---------- SOURCE RECORDS ----------

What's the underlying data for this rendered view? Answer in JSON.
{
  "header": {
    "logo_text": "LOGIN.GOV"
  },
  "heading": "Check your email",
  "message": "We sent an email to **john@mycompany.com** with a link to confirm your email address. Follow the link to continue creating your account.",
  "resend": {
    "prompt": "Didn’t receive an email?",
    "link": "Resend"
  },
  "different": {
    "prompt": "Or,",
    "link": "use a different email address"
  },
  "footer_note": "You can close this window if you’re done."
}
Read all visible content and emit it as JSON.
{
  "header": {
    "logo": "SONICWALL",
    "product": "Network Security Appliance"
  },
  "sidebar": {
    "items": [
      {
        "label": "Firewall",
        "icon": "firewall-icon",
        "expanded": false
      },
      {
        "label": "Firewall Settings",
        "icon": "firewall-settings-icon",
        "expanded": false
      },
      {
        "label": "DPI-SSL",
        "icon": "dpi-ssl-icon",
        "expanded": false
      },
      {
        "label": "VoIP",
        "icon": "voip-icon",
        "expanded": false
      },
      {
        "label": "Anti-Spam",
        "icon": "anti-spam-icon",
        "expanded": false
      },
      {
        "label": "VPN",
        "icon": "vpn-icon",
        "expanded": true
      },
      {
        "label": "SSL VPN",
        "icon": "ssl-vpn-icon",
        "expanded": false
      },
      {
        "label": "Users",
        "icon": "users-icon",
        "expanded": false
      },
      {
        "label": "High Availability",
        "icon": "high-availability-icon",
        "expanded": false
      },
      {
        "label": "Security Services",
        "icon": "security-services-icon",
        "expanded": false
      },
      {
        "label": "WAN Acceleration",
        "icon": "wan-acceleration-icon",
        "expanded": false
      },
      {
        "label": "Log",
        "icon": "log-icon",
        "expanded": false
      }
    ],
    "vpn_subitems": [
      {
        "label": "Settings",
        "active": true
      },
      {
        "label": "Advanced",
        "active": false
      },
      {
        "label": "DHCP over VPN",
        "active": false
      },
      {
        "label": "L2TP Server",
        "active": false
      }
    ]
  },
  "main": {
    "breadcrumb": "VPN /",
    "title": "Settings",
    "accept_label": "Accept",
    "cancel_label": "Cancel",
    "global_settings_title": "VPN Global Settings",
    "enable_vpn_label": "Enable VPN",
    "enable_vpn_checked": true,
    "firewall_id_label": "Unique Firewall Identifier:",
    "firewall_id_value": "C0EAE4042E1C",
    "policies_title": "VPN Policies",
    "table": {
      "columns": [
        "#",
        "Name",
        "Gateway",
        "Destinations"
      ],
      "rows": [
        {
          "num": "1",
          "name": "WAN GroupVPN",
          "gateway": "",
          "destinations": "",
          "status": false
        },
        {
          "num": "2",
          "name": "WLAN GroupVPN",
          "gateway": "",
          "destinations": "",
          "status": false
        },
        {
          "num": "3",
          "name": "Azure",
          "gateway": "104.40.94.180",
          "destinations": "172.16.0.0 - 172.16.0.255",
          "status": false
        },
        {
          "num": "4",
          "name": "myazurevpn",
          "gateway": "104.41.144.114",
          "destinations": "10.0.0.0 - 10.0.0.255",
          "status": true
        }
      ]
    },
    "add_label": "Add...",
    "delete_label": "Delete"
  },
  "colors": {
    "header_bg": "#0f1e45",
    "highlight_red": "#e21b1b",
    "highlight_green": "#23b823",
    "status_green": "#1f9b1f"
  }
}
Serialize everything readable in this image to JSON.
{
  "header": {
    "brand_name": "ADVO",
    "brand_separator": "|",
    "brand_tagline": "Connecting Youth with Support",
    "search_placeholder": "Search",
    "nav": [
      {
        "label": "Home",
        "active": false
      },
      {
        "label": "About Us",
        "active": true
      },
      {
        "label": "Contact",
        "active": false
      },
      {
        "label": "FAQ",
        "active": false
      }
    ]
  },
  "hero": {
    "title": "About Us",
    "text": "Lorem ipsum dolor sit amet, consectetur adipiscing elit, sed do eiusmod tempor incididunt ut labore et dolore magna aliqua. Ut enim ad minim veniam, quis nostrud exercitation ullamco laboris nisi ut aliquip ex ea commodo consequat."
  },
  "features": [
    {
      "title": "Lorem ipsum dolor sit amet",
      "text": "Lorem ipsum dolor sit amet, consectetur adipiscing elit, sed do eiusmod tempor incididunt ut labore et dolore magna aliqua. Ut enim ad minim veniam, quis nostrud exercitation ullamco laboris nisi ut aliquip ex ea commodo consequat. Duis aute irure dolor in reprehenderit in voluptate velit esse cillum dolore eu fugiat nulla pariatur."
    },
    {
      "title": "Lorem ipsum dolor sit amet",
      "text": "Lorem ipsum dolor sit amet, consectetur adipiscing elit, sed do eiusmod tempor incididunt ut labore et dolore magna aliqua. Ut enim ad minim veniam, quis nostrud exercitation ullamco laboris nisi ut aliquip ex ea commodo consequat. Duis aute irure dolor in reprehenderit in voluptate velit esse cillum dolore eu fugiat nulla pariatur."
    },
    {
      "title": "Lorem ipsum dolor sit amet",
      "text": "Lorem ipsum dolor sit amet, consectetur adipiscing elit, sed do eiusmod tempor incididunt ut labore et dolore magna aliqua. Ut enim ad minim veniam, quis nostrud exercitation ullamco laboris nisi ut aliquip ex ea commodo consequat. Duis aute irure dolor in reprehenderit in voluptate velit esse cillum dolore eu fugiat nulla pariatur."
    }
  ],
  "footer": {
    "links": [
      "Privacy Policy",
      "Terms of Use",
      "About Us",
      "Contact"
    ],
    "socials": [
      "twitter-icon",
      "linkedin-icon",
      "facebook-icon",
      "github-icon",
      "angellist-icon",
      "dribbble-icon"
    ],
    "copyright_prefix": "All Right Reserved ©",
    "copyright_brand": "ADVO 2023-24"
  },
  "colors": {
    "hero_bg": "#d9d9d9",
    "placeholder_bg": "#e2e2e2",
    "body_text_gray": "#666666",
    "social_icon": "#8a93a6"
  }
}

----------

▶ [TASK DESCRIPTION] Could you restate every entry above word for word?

▶ [ANSWER TO THIS TASK]
What's the underlying data for this rendered view? Answer in JSON.
{
  "header": {
    "logo_text": "LOGIN.GOV"
  },
  "heading": "Check your email",
  "message": "We sent an email to **john@mycompany.com** with a link to confirm your email address. Follow the link to continue creating your account.",
  "resend": {
    "prompt": "Didn’t receive an email?",
    "link": "Resend"
  },
  "different": {
    "prompt": "Or,",
    "link": "use a different email address"
  },
  "footer_note": "You can close this window if you’re done."
}
Read all visible content and emit it as JSON.
{
  "header": {
    "logo": "SONICWALL",
    "product": "Network Security Appliance"
  },
  "sidebar": {
    "items": [
      {
        "label": "Firewall",
        "icon": "firewall-icon",
        "expanded": false
      },
      {
        "label": "Firewall Settings",
        "icon": "firewall-settings-icon",
        "expanded": false
      },
      {
        "label": "DPI-SSL",
        "icon": "dpi-ssl-icon",
        "expanded": false
      },
      {
        "label": "VoIP",
        "icon": "voip-icon",
        "expanded": false
      },
      {
        "label": "Anti-Spam",
        "icon": "anti-spam-icon",
        "expanded": false
      },
      {
        "label": "VPN",
        "icon": "vpn-icon",
        "expanded": true
      },
      {
        "label": "SSL VPN",
        "icon": "ssl-vpn-icon",
        "expanded": false
      },
      {
        "label": "Users",
        "icon": "users-icon",
        "expanded": false
      },
      {
        "label": "High Availability",
        "icon": "high-availability-icon",
        "expanded": false
      },
      {
        "label": "Security Services",
        "icon": "security-services-icon",
        "expanded": false
      },
      {
        "label": "WAN Acceleration",
        "icon": "wan-acceleration-icon",
        "expanded": false
      },
      {
        "label": "Log",
        "icon": "log-icon",
        "expanded": false
      }
    ],
    "vpn_subitems": [
      {
        "label": "Settings",
        "active": true
      },
      {
        "label": "Advanced",
        "active": false
      },
      {
        "label": "DHCP over VPN",
        "active": false
      },
      {
        "label": "L2TP Server",
        "active": false
      }
    ]
  },
  "main": {
    "breadcrumb": "VPN /",
    "title": "Settings",
    "accept_label": "Accept",
    "cancel_label": "Cancel",
    "global_settings_title": "VPN Global Settings",
    "enable_vpn_label": "Enable VPN",
    "enable_vpn_checked": true,
    "firewall_id_label": "Unique Firewall Identifier:",
    "firewall_id_value": "C0EAE4042E1C",
    "policies_title": "VPN Policies",
    "table": {
      "columns": [
        "#",
        "Name",
        "Gateway",
        "Destinations"
      ],
      "rows": [
        {
          "num": "1",
          "name": "WAN GroupVPN",
          "gateway": "",
          "destinations": "",
          "status": false
        },
        {
          "num": "2",
          "name": "WLAN GroupVPN",
          "gateway": "",
          "destinations": "",
          "status": false
        },
        {
          "num": "3",
          "name": "Azure",
          "gateway": "104.40.94.180",
          "destinations": "172.16.0.0 - 172.16.0.255",
          "status": false
        },
        {
          "num": "4",
          "name": "myazurevpn",
          "gateway": "104.41.144.114",
          "destinations": "10.0.0.0 - 10.0.0.255",
          "status": true
        }
      ]
    },
    "add_label": "Add...",
    "delete_label": "Delete"
  },
  "colors": {
    "header_bg": "#0f1e45",
    "highlight_red": "#e21b1b",
    "highlight_green": "#23b823",
    "status_green": "#1f9b1f"
  }
}
Serialize everything readable in this image to JSON.
{
  "header": {
    "brand_name": "ADVO",
    "brand_separator": "|",
    "brand_tagline": "Connecting Youth with Support",
    "search_placeholder": "Search",
    "nav": [
      {
        "label": "Home",
        "active": false
      },
      {
        "label": "About Us",
        "active": true
      },
      {
        "label": "Contact",
        "active": false
      },
      {
        "label": "FAQ",
        "active": false
      }
    ]
  },
  "hero": {
    "title": "About Us",
    "text": "Lorem ipsum dolor sit amet, consectetur adipiscing elit, sed do eiusmod tempor incididunt ut labore et dolore magna aliqua. Ut enim ad minim veniam, quis nostrud exercitation ullamco laboris nisi ut aliquip ex ea commodo consequat."
  },
  "features": [
    {
      "title": "Lorem ipsum dolor sit amet",
      "text": "Lorem ipsum dolor sit amet, consectetur adipiscing elit, sed do eiusmod tempor incididunt ut labore et dolore magna aliqua. Ut enim ad minim veniam, quis nostrud exercitation ullamco laboris nisi ut aliquip ex ea commodo consequat. Duis aute irure dolor in reprehenderit in voluptate velit esse cillum dolore eu fugiat nulla pariatur."
    },
    {
      "title": "Lorem ipsum dolor sit amet",
      "text": "Lorem ipsum dolor sit amet, consectetur adipiscing elit, sed do eiusmod tempor incididunt ut labore et dolore magna aliqua. Ut enim ad minim veniam, quis nostrud exercitation ullamco laboris nisi ut aliquip ex ea commodo consequat. Duis aute irure dolor in reprehenderit in voluptate velit esse cillum dolore eu fugiat nulla pariatur."
    },
    {
      "title": "Lorem ipsum dolor sit amet",
      "text": "Lorem ipsum dolor sit amet, consectetur adipiscing elit, sed do eiusmod tempor incididunt ut labore et dolore magna aliqua. Ut enim ad minim veniam, quis nostrud exercitation ullamco laboris nisi ut aliquip ex ea commodo consequat. Duis aute irure dolor in reprehenderit in voluptate velit esse cillum dolore eu fugiat nulla pariatur."
    }
  ],
  "footer": {
    "links": [
      "Privacy Policy",
      "Terms of Use",
      "About Us",
      "Contact"
    ],
    "socials": [
      "twitter-icon",
      "linkedin-icon",
      "facebook-icon",
      "github-icon",
      "angellist-icon",
      "dribbble-icon"
    ],
    "copyright_prefix": "All Right Reserved ©",
    "copyright_brand": "ADVO 2023-24"
  },
  "colors": {
    "hero_bg": "#d9d9d9",
    "placeholder_bg": "#e2e2e2",
    "body_text_gray": "#666666",
    "social_icon": "#8a93a6"
  }
}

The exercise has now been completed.